In the last few years, it has often seemed that WWII period films have exhausted all possible plots. But The Zookeeper’s Wife is certainly an exception. Based on the international best-seller, non-fiction book by Diane Ackerman, director Niki Caro (Whale Rider, McFarland U.S.A.) has found a relatively unknown story with a heart wrenching course of events and graced it with a poetic structure. The film is further grounded by Jessica Chastain, who gives a touching performance as Antonina Zabinska. Doubtfully award-worthy, but nonetheless incredibly commendable. The Zookeeper’s Wife is certainly worth the trip to the theater.
From the first scene where you see Adam, the camel chasing Chastain’s Antonina as she pedals around her bike around the zoo, you understand the whimsical, nostalgic environment in which the Zabinski family lives. Removed from not only the rest of the world, but the rest of the city, the Warsaw Zoo calls to mind the early zoos of the 20th century, with intricate landscaping and architecture adorned with pastel palette (the entire zoo was a large set created in Czech Republic for the film, and stocked with real animals). Lion cubs, kangaroos, zebras, elephants, monkeys, and more populate the screen within the first few minutes, and the audience will have a difficult time not immediately bonding with these helpless creatures, who will soon be confronted with German occupation.

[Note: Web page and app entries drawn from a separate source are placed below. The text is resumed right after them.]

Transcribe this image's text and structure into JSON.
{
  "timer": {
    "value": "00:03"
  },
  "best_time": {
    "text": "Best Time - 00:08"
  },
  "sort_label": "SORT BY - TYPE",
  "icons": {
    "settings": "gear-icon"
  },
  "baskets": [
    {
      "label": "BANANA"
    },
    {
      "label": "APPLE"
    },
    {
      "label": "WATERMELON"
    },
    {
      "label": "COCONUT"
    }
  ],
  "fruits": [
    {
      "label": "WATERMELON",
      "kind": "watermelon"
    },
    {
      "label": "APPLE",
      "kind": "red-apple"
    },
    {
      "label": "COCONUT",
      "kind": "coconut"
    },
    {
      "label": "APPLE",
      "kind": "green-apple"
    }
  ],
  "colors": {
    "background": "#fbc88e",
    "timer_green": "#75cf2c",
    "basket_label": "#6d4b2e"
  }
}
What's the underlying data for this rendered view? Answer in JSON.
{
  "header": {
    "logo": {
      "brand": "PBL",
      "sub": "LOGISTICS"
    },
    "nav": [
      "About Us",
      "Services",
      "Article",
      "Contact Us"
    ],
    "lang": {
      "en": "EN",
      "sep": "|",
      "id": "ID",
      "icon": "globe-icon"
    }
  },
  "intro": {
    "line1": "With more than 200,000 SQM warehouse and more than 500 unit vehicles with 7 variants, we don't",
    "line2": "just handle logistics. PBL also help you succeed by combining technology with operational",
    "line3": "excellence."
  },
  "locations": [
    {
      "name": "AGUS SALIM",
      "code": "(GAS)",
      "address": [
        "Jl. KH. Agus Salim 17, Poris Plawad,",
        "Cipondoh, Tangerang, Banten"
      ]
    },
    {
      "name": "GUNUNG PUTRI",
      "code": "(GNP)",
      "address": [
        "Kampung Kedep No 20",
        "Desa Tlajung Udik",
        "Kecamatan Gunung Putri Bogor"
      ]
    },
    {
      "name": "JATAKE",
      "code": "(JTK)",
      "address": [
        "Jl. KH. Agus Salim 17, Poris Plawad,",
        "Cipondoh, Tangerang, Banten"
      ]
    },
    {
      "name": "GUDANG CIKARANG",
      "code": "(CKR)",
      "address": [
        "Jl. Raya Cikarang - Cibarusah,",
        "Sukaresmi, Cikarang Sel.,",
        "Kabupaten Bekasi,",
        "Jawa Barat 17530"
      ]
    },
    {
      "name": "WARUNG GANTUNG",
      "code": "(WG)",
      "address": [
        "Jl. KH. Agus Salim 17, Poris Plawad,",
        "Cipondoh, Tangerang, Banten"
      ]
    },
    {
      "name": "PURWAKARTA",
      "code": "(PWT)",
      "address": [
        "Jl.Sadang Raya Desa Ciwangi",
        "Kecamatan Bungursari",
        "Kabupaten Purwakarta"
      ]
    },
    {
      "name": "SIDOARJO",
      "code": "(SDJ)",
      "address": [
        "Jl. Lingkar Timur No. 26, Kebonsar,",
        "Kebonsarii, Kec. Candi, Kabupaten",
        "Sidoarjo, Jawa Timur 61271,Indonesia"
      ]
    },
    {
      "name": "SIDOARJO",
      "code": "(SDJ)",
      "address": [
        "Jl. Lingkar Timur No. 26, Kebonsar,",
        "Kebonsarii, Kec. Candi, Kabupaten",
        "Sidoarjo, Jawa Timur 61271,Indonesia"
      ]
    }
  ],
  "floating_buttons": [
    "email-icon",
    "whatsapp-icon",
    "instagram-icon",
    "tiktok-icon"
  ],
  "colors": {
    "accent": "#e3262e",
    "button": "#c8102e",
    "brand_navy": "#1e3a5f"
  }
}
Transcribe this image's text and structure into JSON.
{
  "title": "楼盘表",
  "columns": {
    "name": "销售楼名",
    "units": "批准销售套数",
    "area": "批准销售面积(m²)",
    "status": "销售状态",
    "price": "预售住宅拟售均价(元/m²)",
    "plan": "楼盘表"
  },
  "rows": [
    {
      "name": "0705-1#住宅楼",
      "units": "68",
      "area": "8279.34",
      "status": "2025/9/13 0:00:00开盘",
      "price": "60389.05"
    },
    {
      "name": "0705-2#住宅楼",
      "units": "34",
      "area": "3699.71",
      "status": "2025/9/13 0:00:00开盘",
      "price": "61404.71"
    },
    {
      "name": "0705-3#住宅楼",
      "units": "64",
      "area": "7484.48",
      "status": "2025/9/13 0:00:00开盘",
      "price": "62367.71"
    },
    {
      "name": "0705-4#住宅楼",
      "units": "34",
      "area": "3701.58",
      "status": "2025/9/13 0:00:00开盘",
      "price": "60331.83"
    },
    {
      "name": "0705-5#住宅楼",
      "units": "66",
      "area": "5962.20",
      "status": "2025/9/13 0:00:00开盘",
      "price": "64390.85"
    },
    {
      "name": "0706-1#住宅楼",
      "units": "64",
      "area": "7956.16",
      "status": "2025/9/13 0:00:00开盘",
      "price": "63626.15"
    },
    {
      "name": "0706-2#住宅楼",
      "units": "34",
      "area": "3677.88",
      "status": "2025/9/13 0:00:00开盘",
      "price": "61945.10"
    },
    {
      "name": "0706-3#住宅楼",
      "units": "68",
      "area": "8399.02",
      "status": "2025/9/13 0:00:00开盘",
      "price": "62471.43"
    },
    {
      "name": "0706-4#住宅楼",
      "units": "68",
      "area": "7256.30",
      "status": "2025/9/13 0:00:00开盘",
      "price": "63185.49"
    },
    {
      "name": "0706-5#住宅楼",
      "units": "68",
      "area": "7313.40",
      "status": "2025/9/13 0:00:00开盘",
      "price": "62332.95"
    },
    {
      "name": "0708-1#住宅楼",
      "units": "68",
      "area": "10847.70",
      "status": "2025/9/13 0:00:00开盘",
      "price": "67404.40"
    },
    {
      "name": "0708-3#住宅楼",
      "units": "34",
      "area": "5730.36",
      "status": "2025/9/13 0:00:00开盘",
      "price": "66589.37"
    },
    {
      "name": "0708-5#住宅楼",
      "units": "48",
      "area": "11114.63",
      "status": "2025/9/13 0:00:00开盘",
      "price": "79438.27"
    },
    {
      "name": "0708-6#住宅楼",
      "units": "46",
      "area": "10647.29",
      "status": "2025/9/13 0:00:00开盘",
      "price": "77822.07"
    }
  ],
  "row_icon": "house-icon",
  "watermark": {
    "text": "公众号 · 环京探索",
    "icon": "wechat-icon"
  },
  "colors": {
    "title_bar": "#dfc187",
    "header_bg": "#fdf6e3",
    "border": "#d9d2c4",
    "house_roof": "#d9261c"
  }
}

One of the most moving scenes is the bombing of the zoo, in which through effective editing, the animals react to the bombing. After the attack, many of the animals escape and are found roaming the streets of Warsaw, which is an incredible sequence considering it suddenly becomes clear that these exotic animals were more at home with their loving caretakers, not roaming on their own. Following the occupation of Warsaw, seeing a deserted zoo is disturbingly unnatural and shows audiences an often overlooked consequence of the war. As Chastain’s character says in the film “You look in their eyes and see exactly what’s in their hearts.” The ability of Caro to allow the audience to empathize with the animals, purely and organically authentic in their intentions, truly is one of the strengths of the film. But never does she cross the line, trying to force human emotions on the animals. But what the Zabinski’s then do with their property following the occupation is beautifully and cleverly orchestrated, and well-told by Caro.
Beyond the animals, the human storyline is just as moving. Antonia Zabinski and her zoologist husband Dr Jan Zabinski (Johan Heldenbergh), finding their life uprooted, propose a “pig farm” to their German friend and fellow zoologist Lutz Heck (Daniel Brühl), who is now a Nazi officer. While the couple does indeed start a pig farm, they use the pigs as a cover for bringing in hundreds of Jews from the local Warsaw ghetto. Both Heldenbergh and Brühl give strong supporting performances, while still allowing Chastain to shine as the lead.
It’s some of the symbolism that makes this film weak at times. At the first moment you see the guests begin drawing the star of David on the walls of their space, no matter how touching the act is, you know that leaving the permanent evidence will come back to haunt them. But incredibly, not in the way your presume it will. Regardless, I would have liked to see more intimate moments between the guests themselves, to give a little more insight into their concerns and worries as persecuted Jews.
Verdict: 4 out of 5
While it may not join the ranks of Schindler’s List, The Pianist, or Life is Beautiful, it is one of the best WWII-era films in the last few years, and will certainly make audiences smile at times, and at other moments reduce them to tears. Only enhanced by the fact that it is a real story, the story is full of relatable human and non-human characters. Though it does not depart from the general Holocaust hero narrative, it is still a graceful, thought-provoking film, that honors a beautiful true story.